Problem details
When you reproduce these records, keep every word exactly and drop the images.

Records supplied
==============================

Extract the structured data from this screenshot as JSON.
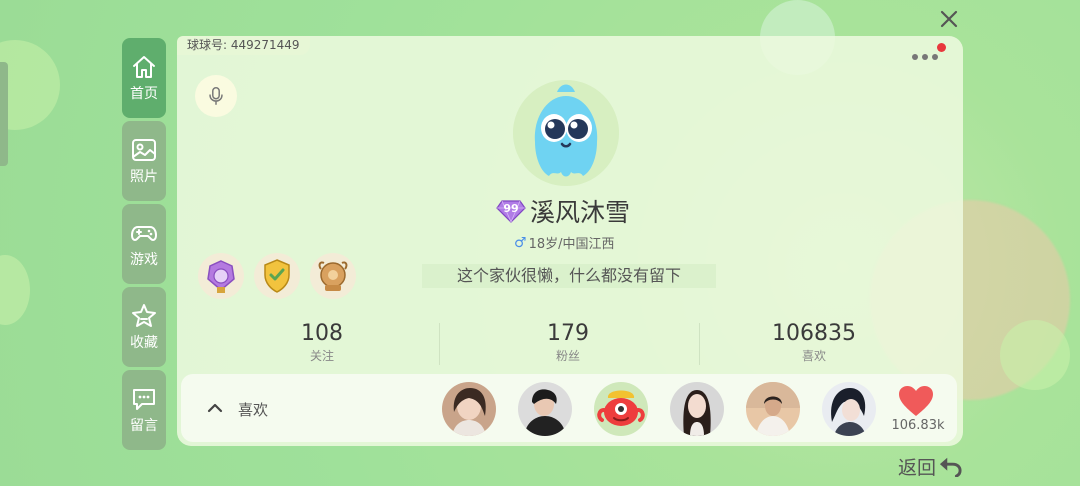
{
  "account": {
    "id_label": "球球号: 449271449"
  },
  "sidebar": {
    "items": [
      {
        "label": "首页",
        "icon": "home-icon",
        "active": true
      },
      {
        "label": "照片",
        "icon": "image-icon",
        "active": false
      },
      {
        "label": "游戏",
        "icon": "gamepad-icon",
        "active": false
      },
      {
        "label": "收藏",
        "icon": "star-icon",
        "active": false
      },
      {
        "label": "留言",
        "icon": "message-icon",
        "active": false
      }
    ]
  },
  "profile": {
    "vip_level": "99",
    "nickname": "溪风沐雪",
    "gender_symbol": "♂",
    "info": "18岁/中国江西",
    "bio": "这个家伙很懒，什么都没有留下"
  },
  "stats": [
    {
      "value": "108",
      "label": "关注"
    },
    {
      "value": "179",
      "label": "粉丝"
    },
    {
      "value": "106835",
      "label": "喜欢"
    }
  ],
  "likes": {
    "title": "喜欢",
    "count": "106.83k"
  },
  "actions": {
    "back_label": "返回"
  },
  "colors": {
    "accent_green": "#5fae6d",
    "nav_inactive": "#8fb88a",
    "heart_red": "#f05a5a",
    "notification_red": "#e8383d",
    "vip_purple": "#9a5bd6"
  }
}
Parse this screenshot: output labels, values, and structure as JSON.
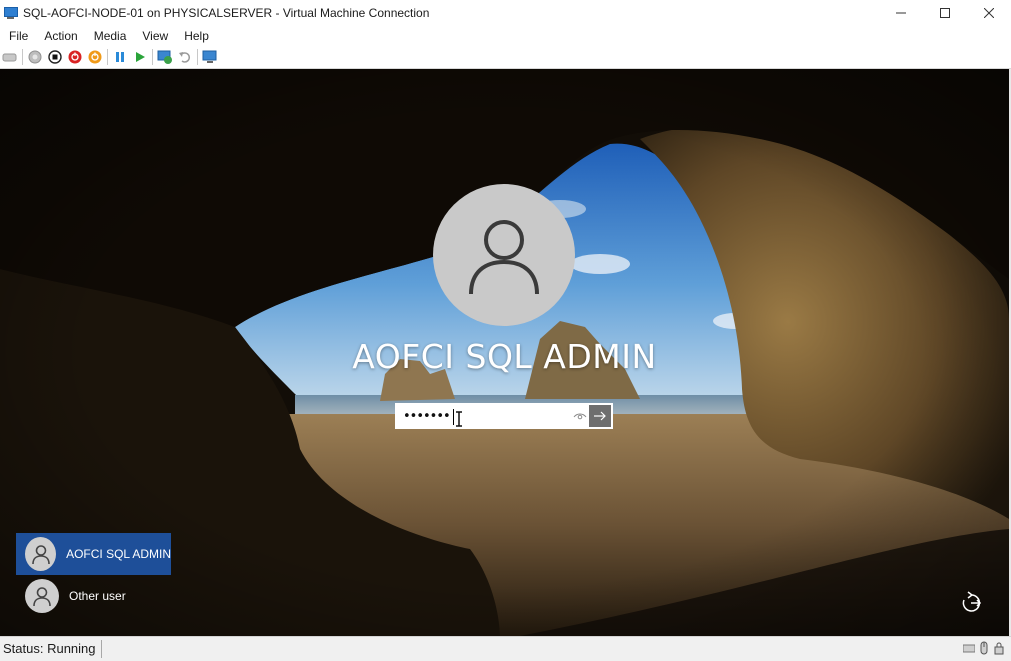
{
  "window": {
    "title": "SQL-AOFCI-NODE-01 on PHYSICALSERVER - Virtual Machine Connection"
  },
  "menu": {
    "items": [
      "File",
      "Action",
      "Media",
      "View",
      "Help"
    ]
  },
  "toolbar": {
    "icons": [
      "ctrl-alt-del-icon",
      "start-icon",
      "turn-off-icon",
      "shut-down-icon",
      "save-icon",
      "pause-icon",
      "resume-icon",
      "checkpoint-icon",
      "revert-icon",
      "enhanced-session-icon"
    ]
  },
  "login": {
    "user_name": "AOFCI SQL ADMIN",
    "password_value": "•••••••",
    "users": [
      {
        "label": "AOFCI SQL ADMIN",
        "selected": true
      },
      {
        "label": "Other user",
        "selected": false
      }
    ]
  },
  "status": {
    "text": "Status: Running"
  },
  "colors": {
    "selected_user_bg": "#1e4f99",
    "avatar_bg": "#c9c9c9"
  }
}
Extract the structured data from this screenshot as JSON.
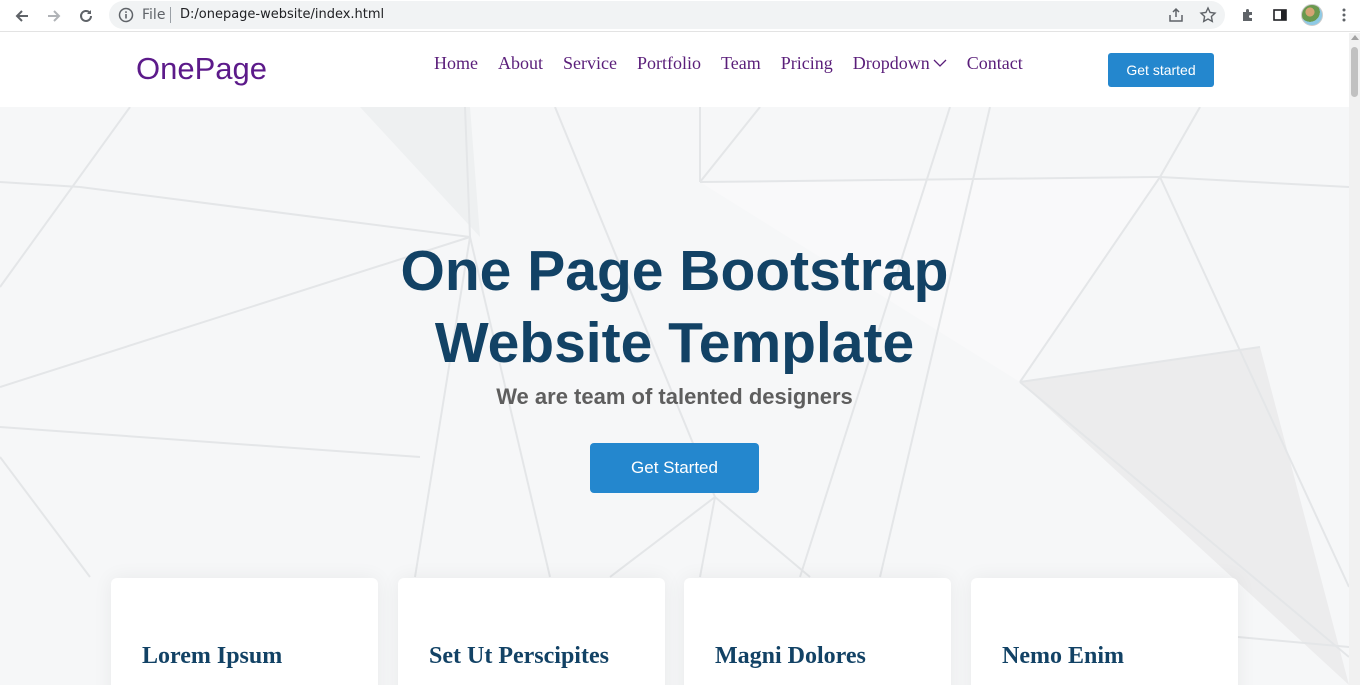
{
  "browser": {
    "scheme_label": "File",
    "url": "D:/onepage-website/index.html"
  },
  "header": {
    "logo": "OnePage",
    "nav": [
      {
        "label": "Home"
      },
      {
        "label": "About"
      },
      {
        "label": "Service"
      },
      {
        "label": "Portfolio"
      },
      {
        "label": "Team"
      },
      {
        "label": "Pricing"
      },
      {
        "label": "Dropdown",
        "icon": "chevron-down-icon"
      },
      {
        "label": "Contact"
      }
    ],
    "cta_label": "Get started"
  },
  "hero": {
    "title_line1": "One Page Bootstrap",
    "title_line2": "Website Template",
    "subtitle": "We are team of talented designers",
    "button_label": "Get Started"
  },
  "cards": [
    {
      "title": "Lorem Ipsum"
    },
    {
      "title": "Set Ut Perscipites"
    },
    {
      "title": "Magni Dolores"
    },
    {
      "title": "Nemo Enim"
    }
  ],
  "colors": {
    "brand": "#5c1a8a",
    "accent": "#2487ce",
    "heading": "#124265",
    "subtitle": "#5e5e5e"
  }
}
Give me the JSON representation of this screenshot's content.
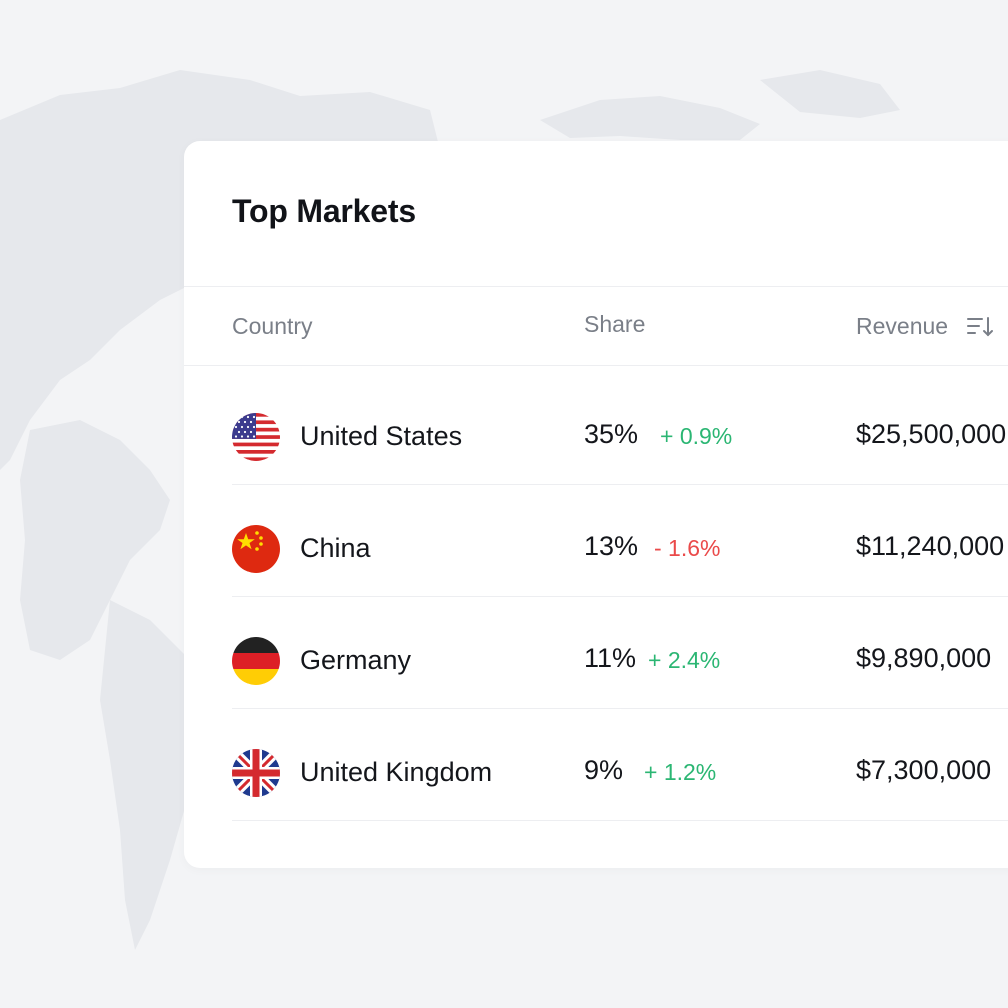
{
  "card": {
    "title": "Top Markets"
  },
  "table": {
    "columns": {
      "country": "Country",
      "share": "Share",
      "revenue": "Revenue"
    },
    "sort_icon": "sort-descending-icon",
    "rows": [
      {
        "country": "United States",
        "flag": "us-flag-icon",
        "share": "35%",
        "delta": "+ 0.9%",
        "trend": "up",
        "revenue": "$25,500,000"
      },
      {
        "country": "China",
        "flag": "cn-flag-icon",
        "share": "13%",
        "delta": "- 1.6%",
        "trend": "down",
        "revenue": "$11,240,000"
      },
      {
        "country": "Germany",
        "flag": "de-flag-icon",
        "share": "11%",
        "delta": "+ 2.4%",
        "trend": "up",
        "revenue": "$9,890,000"
      },
      {
        "country": "United Kingdom",
        "flag": "gb-flag-icon",
        "share": "9%",
        "delta": "+ 1.2%",
        "trend": "up",
        "revenue": "$7,300,000"
      }
    ]
  },
  "colors": {
    "positive": "#2bb673",
    "negative": "#ea4a4a",
    "background": "#f3f4f6"
  }
}
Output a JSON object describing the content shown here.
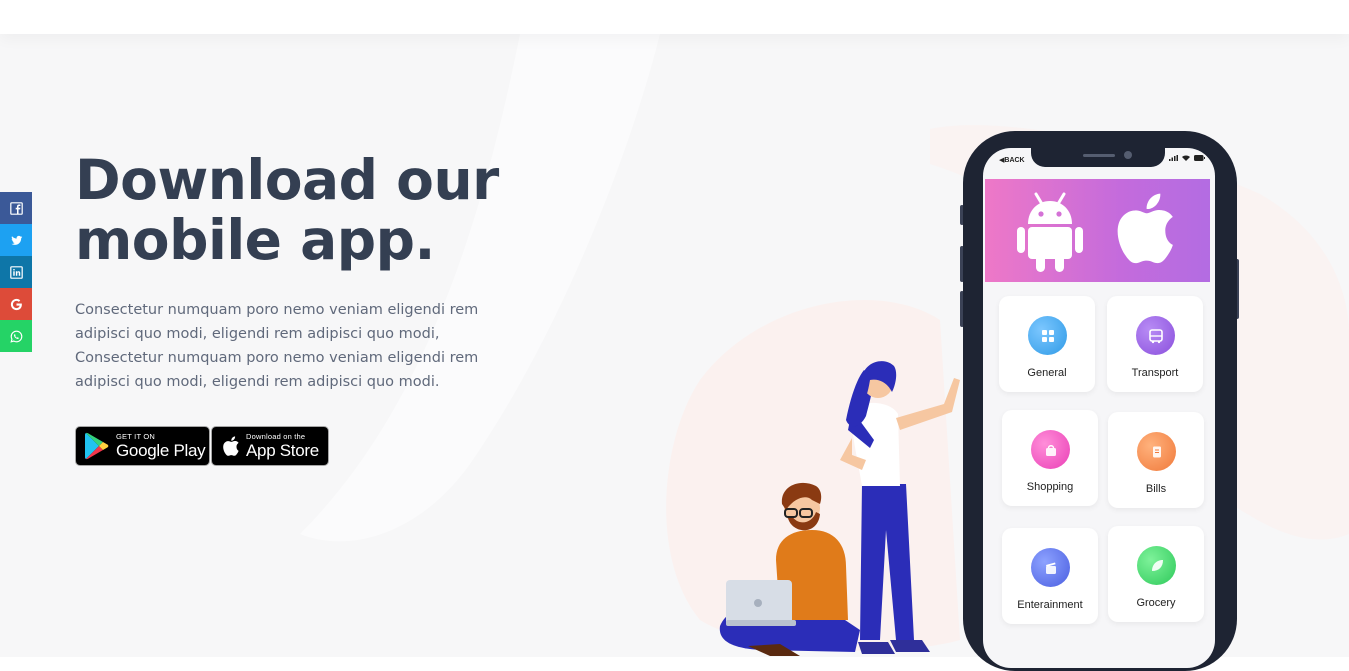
{
  "social": [
    {
      "name": "facebook",
      "icon": "facebook-icon",
      "color": "#3b5998"
    },
    {
      "name": "twitter",
      "icon": "twitter-icon",
      "color": "#1da1f2"
    },
    {
      "name": "linkedin",
      "icon": "linkedin-icon",
      "color": "#0e76a8"
    },
    {
      "name": "google",
      "icon": "google-icon",
      "color": "#dd4b39"
    },
    {
      "name": "whatsapp",
      "icon": "whatsapp-icon",
      "color": "#25d366"
    }
  ],
  "hero": {
    "headline_line1": "Download our",
    "headline_line2": "mobile app.",
    "description": [
      "Consectetur numquam poro nemo veniam eligendi rem",
      "adipisci quo modi, eligendi rem adipisci quo modi,",
      "Consectetur numquam poro nemo veniam eligendi rem",
      "adipisci quo modi, eligendi rem adipisci quo modi."
    ]
  },
  "store_buttons": {
    "google_small": "GET IT ON",
    "google_big": "Google Play",
    "apple_small": "Download on the",
    "apple_big": "App Store"
  },
  "phone": {
    "back_label": "BACK",
    "banner_icons": [
      "android-icon",
      "apple-icon"
    ],
    "tiles": [
      {
        "label": "General",
        "icon": "grid-icon",
        "color": "#2f9ae6"
      },
      {
        "label": "Transport",
        "icon": "bus-icon",
        "color": "#8a4fdc"
      },
      {
        "label": "Shopping",
        "icon": "shopping-bag-icon",
        "color": "#ea3fb6"
      },
      {
        "label": "Bills",
        "icon": "receipt-icon",
        "color": "#f0793a"
      },
      {
        "label": "Enterainment",
        "icon": "clapper-icon",
        "color": "#4a5ee0"
      },
      {
        "label": "Grocery",
        "icon": "leaf-icon",
        "color": "#2ec95a"
      }
    ]
  },
  "colors": {
    "heading": "#343f52",
    "body_text": "#60697b",
    "hero_bg": "#f7f7f8",
    "phone_frame": "#1e2433"
  }
}
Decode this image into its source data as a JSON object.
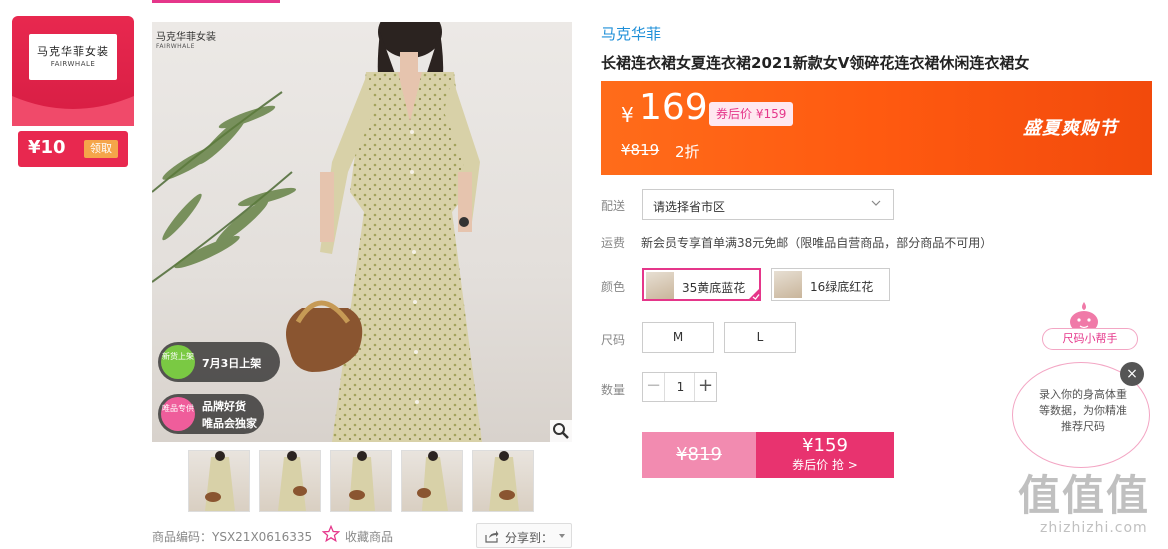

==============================

Response to the task
Extract the structured data from this screenshot as JSON.
{
  "account": {
    "id_label": "球球号: 449271449"
  },
  "sidebar": {
    "items": [
      {
        "label": "首页",
        "icon": "home-icon",
        "active": true
      },
      {
        "label": "照片",
        "icon": "image-icon",
        "active": false
      },
      {
        "label": "游戏",
        "icon": "gamepad-icon",
        "active": false
      },
      {
        "label": "收藏",
        "icon": "star-icon",
        "active": false
      },
      {
        "label": "留言",
        "icon": "message-icon",
        "active": false
      }
    ]
  },
  "profile": {
    "vip_level": "99",
    "nickname": "溪风沐雪",
    "gender_symbol": "♂",
    "info": "18岁/中国江西",
    "bio": "这个家伙很懒，什么都没有留下"
  },
  "stats": [
    {
      "value": "108",
      "label": "关注"
    },
    {
      "value": "179",
      "label": "粉丝"
    },
    {
      "value": "106835",
      "label": "喜欢"
    }
  ],
  "likes": {
    "title": "喜欢",
    "count": "106.83k"
  },
  "actions": {
    "back_label": "返回"
  },
  "colors": {
    "accent_green": "#5fae6d",
    "nav_inactive": "#8fb88a",
    "heart_red": "#f05a5a",
    "notification_red": "#e8383d",
    "vip_purple": "#9a5bd6"
  }
}
Parse this screenshot: output labels, values, and structure as JSON.
{
  "window": {
    "title": "SQL-AOFCI-NODE-01 on PHYSICALSERVER - Virtual Machine Connection"
  },
  "menu": {
    "items": [
      "File",
      "Action",
      "Media",
      "View",
      "Help"
    ]
  },
  "toolbar": {
    "icons": [
      "ctrl-alt-del-icon",
      "start-icon",
      "turn-off-icon",
      "shut-down-icon",
      "save-icon",
      "pause-icon",
      "resume-icon",
      "checkpoint-icon",
      "revert-icon",
      "enhanced-session-icon"
    ]
  },
  "login": {
    "user_name": "AOFCI SQL ADMIN",
    "password_value": "•••••••",
    "users": [
      {
        "label": "AOFCI SQL ADMIN",
        "selected": true
      },
      {
        "label": "Other user",
        "selected": false
      }
    ]
  },
  "status": {
    "text": "Status: Running"
  },
  "colors": {
    "selected_user_bg": "#1e4f99",
    "avatar_bg": "#c9c9c9"
  }
}
Extract the structured data from this screenshot as JSON.
{
  "browser": {
    "scheme_label": "File",
    "url": "D:/onepage-website/index.html"
  },
  "header": {
    "logo": "OnePage",
    "nav": [
      {
        "label": "Home"
      },
      {
        "label": "About"
      },
      {
        "label": "Service"
      },
      {
        "label": "Portfolio"
      },
      {
        "label": "Team"
      },
      {
        "label": "Pricing"
      },
      {
        "label": "Dropdown",
        "icon": "chevron-down-icon"
      },
      {
        "label": "Contact"
      }
    ],
    "cta_label": "Get started"
  },
  "hero": {
    "title_line1": "One Page Bootstrap",
    "title_line2": "Website Template",
    "subtitle": "We are team of talented designers",
    "button_label": "Get Started"
  },
  "cards": [
    {
      "title": "Lorem Ipsum"
    },
    {
      "title": "Set Ut Perscipites"
    },
    {
      "title": "Magni Dolores"
    },
    {
      "title": "Nemo Enim"
    }
  ],
  "colors": {
    "brand": "#5c1a8a",
    "accent": "#2487ce",
    "heading": "#124265",
    "subtitle": "#5e5e5e"
  }
}
Give me the JSON representation of this screenshot's content.
{
  "card": {
    "title": "Top Markets"
  },
  "table": {
    "columns": {
      "country": "Country",
      "share": "Share",
      "revenue": "Revenue"
    },
    "sort_icon": "sort-descending-icon",
    "rows": [
      {
        "country": "United States",
        "flag": "us-flag-icon",
        "share": "35%",
        "delta": "+ 0.9%",
        "trend": "up",
        "revenue": "$25,500,000"
      },
      {
        "country": "China",
        "flag": "cn-flag-icon",
        "share": "13%",
        "delta": "- 1.6%",
        "trend": "down",
        "revenue": "$11,240,000"
      },
      {
        "country": "Germany",
        "flag": "de-flag-icon",
        "share": "11%",
        "delta": "+ 2.4%",
        "trend": "up",
        "revenue": "$9,890,000"
      },
      {
        "country": "United Kingdom",
        "flag": "gb-flag-icon",
        "share": "9%",
        "delta": "+ 1.2%",
        "trend": "up",
        "revenue": "$7,300,000"
      }
    ]
  },
  "colors": {
    "positive": "#2bb673",
    "negative": "#ea4a4a",
    "background": "#f3f4f6"
  }
}
Output a JSON object describing the content shown here.
{
  "social": [
    {
      "name": "facebook",
      "icon": "facebook-icon",
      "color": "#3b5998"
    },
    {
      "name": "twitter",
      "icon": "twitter-icon",
      "color": "#1da1f2"
    },
    {
      "name": "linkedin",
      "icon": "linkedin-icon",
      "color": "#0e76a8"
    },
    {
      "name": "google",
      "icon": "google-icon",
      "color": "#dd4b39"
    },
    {
      "name": "whatsapp",
      "icon": "whatsapp-icon",
      "color": "#25d366"
    }
  ],
  "hero": {
    "headline_line1": "Download our",
    "headline_line2": "mobile app.",
    "description": [
      "Consectetur numquam poro nemo veniam eligendi rem",
      "adipisci quo modi, eligendi rem adipisci quo modi,",
      "Consectetur numquam poro nemo veniam eligendi rem",
      "adipisci quo modi, eligendi rem adipisci quo modi."
    ]
  },
  "store_buttons": {
    "google_small": "GET IT ON",
    "google_big": "Google Play",
    "apple_small": "Download on the",
    "apple_big": "App Store"
  },
  "phone": {
    "back_label": "BACK",
    "banner_icons": [
      "android-icon",
      "apple-icon"
    ],
    "tiles": [
      {
        "label": "General",
        "icon": "grid-icon",
        "color": "#2f9ae6"
      },
      {
        "label": "Transport",
        "icon": "bus-icon",
        "color": "#8a4fdc"
      },
      {
        "label": "Shopping",
        "icon": "shopping-bag-icon",
        "color": "#ea3fb6"
      },
      {
        "label": "Bills",
        "icon": "receipt-icon",
        "color": "#f0793a"
      },
      {
        "label": "Enterainment",
        "icon": "clapper-icon",
        "color": "#4a5ee0"
      },
      {
        "label": "Grocery",
        "icon": "leaf-icon",
        "color": "#2ec95a"
      }
    ]
  },
  "colors": {
    "heading": "#343f52",
    "body_text": "#60697b",
    "hero_bg": "#f7f7f8",
    "phone_frame": "#1e2433"
  }
}
Decode this image into its source data as a JSON object.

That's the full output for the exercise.